TASK TO CARRY OUT – Write out the full listing exactly.

DATA RECORDS –
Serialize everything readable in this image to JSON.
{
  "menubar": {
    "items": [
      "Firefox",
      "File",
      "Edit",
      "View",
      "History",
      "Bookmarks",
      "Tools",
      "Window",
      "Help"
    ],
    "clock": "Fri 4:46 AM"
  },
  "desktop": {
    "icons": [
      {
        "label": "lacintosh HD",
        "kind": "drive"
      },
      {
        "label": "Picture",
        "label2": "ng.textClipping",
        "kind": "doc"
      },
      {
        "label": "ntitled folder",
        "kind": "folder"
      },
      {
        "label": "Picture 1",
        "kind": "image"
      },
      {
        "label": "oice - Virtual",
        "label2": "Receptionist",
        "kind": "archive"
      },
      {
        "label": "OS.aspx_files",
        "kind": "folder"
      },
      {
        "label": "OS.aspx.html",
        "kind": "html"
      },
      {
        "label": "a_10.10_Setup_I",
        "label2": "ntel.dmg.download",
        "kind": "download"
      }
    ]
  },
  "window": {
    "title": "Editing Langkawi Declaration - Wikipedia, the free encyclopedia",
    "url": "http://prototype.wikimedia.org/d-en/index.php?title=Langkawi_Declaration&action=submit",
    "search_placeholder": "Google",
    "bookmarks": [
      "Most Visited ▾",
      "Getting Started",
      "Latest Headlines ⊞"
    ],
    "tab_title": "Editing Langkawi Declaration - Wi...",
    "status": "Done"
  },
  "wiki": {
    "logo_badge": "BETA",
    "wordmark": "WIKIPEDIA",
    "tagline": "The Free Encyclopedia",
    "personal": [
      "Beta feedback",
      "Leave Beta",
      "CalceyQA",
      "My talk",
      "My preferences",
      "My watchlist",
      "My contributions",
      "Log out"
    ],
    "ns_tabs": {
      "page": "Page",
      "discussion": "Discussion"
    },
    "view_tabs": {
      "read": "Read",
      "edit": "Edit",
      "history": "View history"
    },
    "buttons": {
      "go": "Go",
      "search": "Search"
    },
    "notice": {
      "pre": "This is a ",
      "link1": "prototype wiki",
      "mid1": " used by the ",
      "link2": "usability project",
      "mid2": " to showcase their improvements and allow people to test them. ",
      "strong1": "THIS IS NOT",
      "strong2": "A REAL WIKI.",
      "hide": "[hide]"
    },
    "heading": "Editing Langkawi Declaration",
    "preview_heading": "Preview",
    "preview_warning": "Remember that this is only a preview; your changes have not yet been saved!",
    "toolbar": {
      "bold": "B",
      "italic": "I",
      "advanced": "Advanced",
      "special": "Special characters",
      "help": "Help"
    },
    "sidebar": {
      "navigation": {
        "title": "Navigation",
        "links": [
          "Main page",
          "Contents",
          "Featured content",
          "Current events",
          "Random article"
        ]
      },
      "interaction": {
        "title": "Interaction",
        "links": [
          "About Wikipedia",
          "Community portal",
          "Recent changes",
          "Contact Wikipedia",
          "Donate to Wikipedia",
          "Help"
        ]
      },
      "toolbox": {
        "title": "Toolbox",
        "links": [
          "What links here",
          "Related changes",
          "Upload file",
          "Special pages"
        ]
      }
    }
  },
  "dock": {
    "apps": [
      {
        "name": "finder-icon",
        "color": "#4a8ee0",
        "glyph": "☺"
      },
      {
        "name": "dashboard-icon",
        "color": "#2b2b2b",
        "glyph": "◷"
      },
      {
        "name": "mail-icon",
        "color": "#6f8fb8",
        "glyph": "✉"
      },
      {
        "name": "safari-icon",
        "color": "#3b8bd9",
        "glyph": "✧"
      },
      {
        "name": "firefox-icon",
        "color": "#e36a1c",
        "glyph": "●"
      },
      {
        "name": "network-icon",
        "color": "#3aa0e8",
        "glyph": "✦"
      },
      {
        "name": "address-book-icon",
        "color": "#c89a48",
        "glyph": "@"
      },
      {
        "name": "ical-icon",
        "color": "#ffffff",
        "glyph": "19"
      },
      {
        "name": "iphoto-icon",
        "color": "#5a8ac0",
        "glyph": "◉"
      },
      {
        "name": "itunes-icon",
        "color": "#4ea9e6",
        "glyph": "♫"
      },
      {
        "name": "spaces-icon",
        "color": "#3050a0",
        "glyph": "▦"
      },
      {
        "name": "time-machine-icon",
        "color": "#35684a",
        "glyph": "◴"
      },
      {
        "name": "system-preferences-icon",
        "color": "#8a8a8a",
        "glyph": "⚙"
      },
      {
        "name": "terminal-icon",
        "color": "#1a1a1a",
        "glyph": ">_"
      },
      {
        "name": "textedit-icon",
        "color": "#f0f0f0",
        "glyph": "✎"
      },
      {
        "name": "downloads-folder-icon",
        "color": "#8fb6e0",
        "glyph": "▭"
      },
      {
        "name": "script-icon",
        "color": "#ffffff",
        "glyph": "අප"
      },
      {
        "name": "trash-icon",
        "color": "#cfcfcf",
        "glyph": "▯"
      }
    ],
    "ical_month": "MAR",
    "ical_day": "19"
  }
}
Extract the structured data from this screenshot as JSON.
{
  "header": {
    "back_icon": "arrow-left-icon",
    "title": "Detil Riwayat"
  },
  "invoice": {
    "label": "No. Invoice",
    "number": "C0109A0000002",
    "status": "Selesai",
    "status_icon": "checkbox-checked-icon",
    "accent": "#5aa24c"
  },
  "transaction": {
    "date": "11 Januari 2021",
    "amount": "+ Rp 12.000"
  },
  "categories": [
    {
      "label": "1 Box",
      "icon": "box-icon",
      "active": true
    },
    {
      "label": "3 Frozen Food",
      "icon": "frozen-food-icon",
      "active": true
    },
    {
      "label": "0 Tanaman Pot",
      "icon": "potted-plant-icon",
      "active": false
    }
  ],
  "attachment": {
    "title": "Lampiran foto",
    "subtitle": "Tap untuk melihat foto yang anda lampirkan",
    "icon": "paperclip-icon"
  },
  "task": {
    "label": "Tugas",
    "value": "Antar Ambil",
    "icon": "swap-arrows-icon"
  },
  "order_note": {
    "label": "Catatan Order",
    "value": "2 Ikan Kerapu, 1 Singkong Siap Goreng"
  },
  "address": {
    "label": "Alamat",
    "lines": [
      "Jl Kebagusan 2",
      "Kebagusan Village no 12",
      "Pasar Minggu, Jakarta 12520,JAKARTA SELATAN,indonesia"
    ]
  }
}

SOLVED EXERCISE –
Serialize everything readable in this image to JSON.
{
  "menubar": {
    "items": [
      "Firefox",
      "File",
      "Edit",
      "View",
      "History",
      "Bookmarks",
      "Tools",
      "Window",
      "Help"
    ],
    "clock": "Fri 4:46 AM"
  },
  "desktop": {
    "icons": [
      {
        "label": "lacintosh HD",
        "kind": "drive"
      },
      {
        "label": "Picture",
        "label2": "ng.textClipping",
        "kind": "doc"
      },
      {
        "label": "ntitled folder",
        "kind": "folder"
      },
      {
        "label": "Picture 1",
        "kind": "image"
      },
      {
        "label": "oice - Virtual",
        "label2": "Receptionist",
        "kind": "archive"
      },
      {
        "label": "OS.aspx_files",
        "kind": "folder"
      },
      {
        "label": "OS.aspx.html",
        "kind": "html"
      },
      {
        "label": "a_10.10_Setup_I",
        "label2": "ntel.dmg.download",
        "kind": "download"
      }
    ]
  },
  "window": {
    "title": "Editing Langkawi Declaration - Wikipedia, the free encyclopedia",
    "url": "http://prototype.wikimedia.org/d-en/index.php?title=Langkawi_Declaration&action=submit",
    "search_placeholder": "Google",
    "bookmarks": [
      "Most Visited ▾",
      "Getting Started",
      "Latest Headlines ⊞"
    ],
    "tab_title": "Editing Langkawi Declaration - Wi...",
    "status": "Done"
  },
  "wiki": {
    "logo_badge": "BETA",
    "wordmark": "WIKIPEDIA",
    "tagline": "The Free Encyclopedia",
    "personal": [
      "Beta feedback",
      "Leave Beta",
      "CalceyQA",
      "My talk",
      "My preferences",
      "My watchlist",
      "My contributions",
      "Log out"
    ],
    "ns_tabs": {
      "page": "Page",
      "discussion": "Discussion"
    },
    "view_tabs": {
      "read": "Read",
      "edit": "Edit",
      "history": "View history"
    },
    "buttons": {
      "go": "Go",
      "search": "Search"
    },
    "notice": {
      "pre": "This is a ",
      "link1": "prototype wiki",
      "mid1": " used by the ",
      "link2": "usability project",
      "mid2": " to showcase their improvements and allow people to test them. ",
      "strong1": "THIS IS NOT",
      "strong2": "A REAL WIKI.",
      "hide": "[hide]"
    },
    "heading": "Editing Langkawi Declaration",
    "preview_heading": "Preview",
    "preview_warning": "Remember that this is only a preview; your changes have not yet been saved!",
    "toolbar": {
      "bold": "B",
      "italic": "I",
      "advanced": "Advanced",
      "special": "Special characters",
      "help": "Help"
    },
    "sidebar": {
      "navigation": {
        "title": "Navigation",
        "links": [
          "Main page",
          "Contents",
          "Featured content",
          "Current events",
          "Random article"
        ]
      },
      "interaction": {
        "title": "Interaction",
        "links": [
          "About Wikipedia",
          "Community portal",
          "Recent changes",
          "Contact Wikipedia",
          "Donate to Wikipedia",
          "Help"
        ]
      },
      "toolbox": {
        "title": "Toolbox",
        "links": [
          "What links here",
          "Related changes",
          "Upload file",
          "Special pages"
        ]
      }
    }
  },
  "dock": {
    "apps": [
      {
        "name": "finder-icon",
        "color": "#4a8ee0",
        "glyph": "☺"
      },
      {
        "name": "dashboard-icon",
        "color": "#2b2b2b",
        "glyph": "◷"
      },
      {
        "name": "mail-icon",
        "color": "#6f8fb8",
        "glyph": "✉"
      },
      {
        "name": "safari-icon",
        "color": "#3b8bd9",
        "glyph": "✧"
      },
      {
        "name": "firefox-icon",
        "color": "#e36a1c",
        "glyph": "●"
      },
      {
        "name": "network-icon",
        "color": "#3aa0e8",
        "glyph": "✦"
      },
      {
        "name": "address-book-icon",
        "color": "#c89a48",
        "glyph": "@"
      },
      {
        "name": "ical-icon",
        "color": "#ffffff",
        "glyph": "19"
      },
      {
        "name": "iphoto-icon",
        "color": "#5a8ac0",
        "glyph": "◉"
      },
      {
        "name": "itunes-icon",
        "color": "#4ea9e6",
        "glyph": "♫"
      },
      {
        "name": "spaces-icon",
        "color": "#3050a0",
        "glyph": "▦"
      },
      {
        "name": "time-machine-icon",
        "color": "#35684a",
        "glyph": "◴"
      },
      {
        "name": "system-preferences-icon",
        "color": "#8a8a8a",
        "glyph": "⚙"
      },
      {
        "name": "terminal-icon",
        "color": "#1a1a1a",
        "glyph": ">_"
      },
      {
        "name": "textedit-icon",
        "color": "#f0f0f0",
        "glyph": "✎"
      },
      {
        "name": "downloads-folder-icon",
        "color": "#8fb6e0",
        "glyph": "▭"
      },
      {
        "name": "script-icon",
        "color": "#ffffff",
        "glyph": "අප"
      },
      {
        "name": "trash-icon",
        "color": "#cfcfcf",
        "glyph": "▯"
      }
    ],
    "ical_month": "MAR",
    "ical_day": "19"
  }
}
Extract the structured data from this screenshot as JSON.
{
  "header": {
    "back_icon": "arrow-left-icon",
    "title": "Detil Riwayat"
  },
  "invoice": {
    "label": "No. Invoice",
    "number": "C0109A0000002",
    "status": "Selesai",
    "status_icon": "checkbox-checked-icon",
    "accent": "#5aa24c"
  },
  "transaction": {
    "date": "11 Januari 2021",
    "amount": "+ Rp 12.000"
  },
  "categories": [
    {
      "label": "1 Box",
      "icon": "box-icon",
      "active": true
    },
    {
      "label": "3 Frozen Food",
      "icon": "frozen-food-icon",
      "active": true
    },
    {
      "label": "0 Tanaman Pot",
      "icon": "potted-plant-icon",
      "active": false
    }
  ],
  "attachment": {
    "title": "Lampiran foto",
    "subtitle": "Tap untuk melihat foto yang anda lampirkan",
    "icon": "paperclip-icon"
  },
  "task": {
    "label": "Tugas",
    "value": "Antar Ambil",
    "icon": "swap-arrows-icon"
  },
  "order_note": {
    "label": "Catatan Order",
    "value": "2 Ikan Kerapu, 1 Singkong Siap Goreng"
  },
  "address": {
    "label": "Alamat",
    "lines": [
      "Jl Kebagusan 2",
      "Kebagusan Village no 12",
      "Pasar Minggu, Jakarta 12520,JAKARTA SELATAN,indonesia"
    ]
  }
}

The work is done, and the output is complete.